▶ ABOUT THIS TASK: All of the data is to be copied without a single change.

(Data about app and page elements)
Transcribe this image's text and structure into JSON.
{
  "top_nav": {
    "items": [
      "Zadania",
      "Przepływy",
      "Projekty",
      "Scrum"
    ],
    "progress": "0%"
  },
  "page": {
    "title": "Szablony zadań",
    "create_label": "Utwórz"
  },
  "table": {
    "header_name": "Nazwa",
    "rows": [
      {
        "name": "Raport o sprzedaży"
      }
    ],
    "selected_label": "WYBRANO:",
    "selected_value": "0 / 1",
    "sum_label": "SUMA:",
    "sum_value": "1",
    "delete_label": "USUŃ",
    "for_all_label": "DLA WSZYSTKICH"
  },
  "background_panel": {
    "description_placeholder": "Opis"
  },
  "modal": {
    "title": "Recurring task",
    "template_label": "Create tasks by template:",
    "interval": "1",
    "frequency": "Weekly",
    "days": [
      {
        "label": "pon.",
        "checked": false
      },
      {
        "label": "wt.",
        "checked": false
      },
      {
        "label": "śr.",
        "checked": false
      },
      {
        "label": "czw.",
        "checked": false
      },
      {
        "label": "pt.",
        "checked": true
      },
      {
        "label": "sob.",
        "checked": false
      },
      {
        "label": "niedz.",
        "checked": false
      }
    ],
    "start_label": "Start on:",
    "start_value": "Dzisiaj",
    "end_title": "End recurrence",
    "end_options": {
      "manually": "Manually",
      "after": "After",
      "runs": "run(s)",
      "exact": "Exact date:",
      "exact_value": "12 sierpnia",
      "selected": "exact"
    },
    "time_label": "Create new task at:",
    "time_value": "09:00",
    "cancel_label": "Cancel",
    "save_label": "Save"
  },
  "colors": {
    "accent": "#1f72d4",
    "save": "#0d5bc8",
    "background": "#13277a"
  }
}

▶ YOUR SOLUTION:
Transcribe this image's text and structure into JSON.
{
  "top_nav": {
    "items": [
      "Zadania",
      "Przepływy",
      "Projekty",
      "Scrum"
    ],
    "progress": "0%"
  },
  "page": {
    "title": "Szablony zadań",
    "create_label": "Utwórz"
  },
  "table": {
    "header_name": "Nazwa",
    "rows": [
      {
        "name": "Raport o sprzedaży"
      }
    ],
    "selected_label": "WYBRANO:",
    "selected_value": "0 / 1",
    "sum_label": "SUMA:",
    "sum_value": "1",
    "delete_label": "USUŃ",
    "for_all_label": "DLA WSZYSTKICH"
  },
  "background_panel": {
    "description_placeholder": "Opis"
  },
  "modal": {
    "title": "Recurring task",
    "template_label": "Create tasks by template:",
    "interval": "1",
    "frequency": "Weekly",
    "days": [
      {
        "label": "pon.",
        "checked": false
      },
      {
        "label": "wt.",
        "checked": false
      },
      {
        "label": "śr.",
        "checked": false
      },
      {
        "label": "czw.",
        "checked": false
      },
      {
        "label": "pt.",
        "checked": true
      },
      {
        "label": "sob.",
        "checked": false
      },
      {
        "label": "niedz.",
        "checked": false
      }
    ],
    "start_label": "Start on:",
    "start_value": "Dzisiaj",
    "end_title": "End recurrence",
    "end_options": {
      "manually": "Manually",
      "after": "After",
      "runs": "run(s)",
      "exact": "Exact date:",
      "exact_value": "12 sierpnia",
      "selected": "exact"
    },
    "time_label": "Create new task at:",
    "time_value": "09:00",
    "cancel_label": "Cancel",
    "save_label": "Save"
  },
  "colors": {
    "accent": "#1f72d4",
    "save": "#0d5bc8",
    "background": "#13277a"
  }
}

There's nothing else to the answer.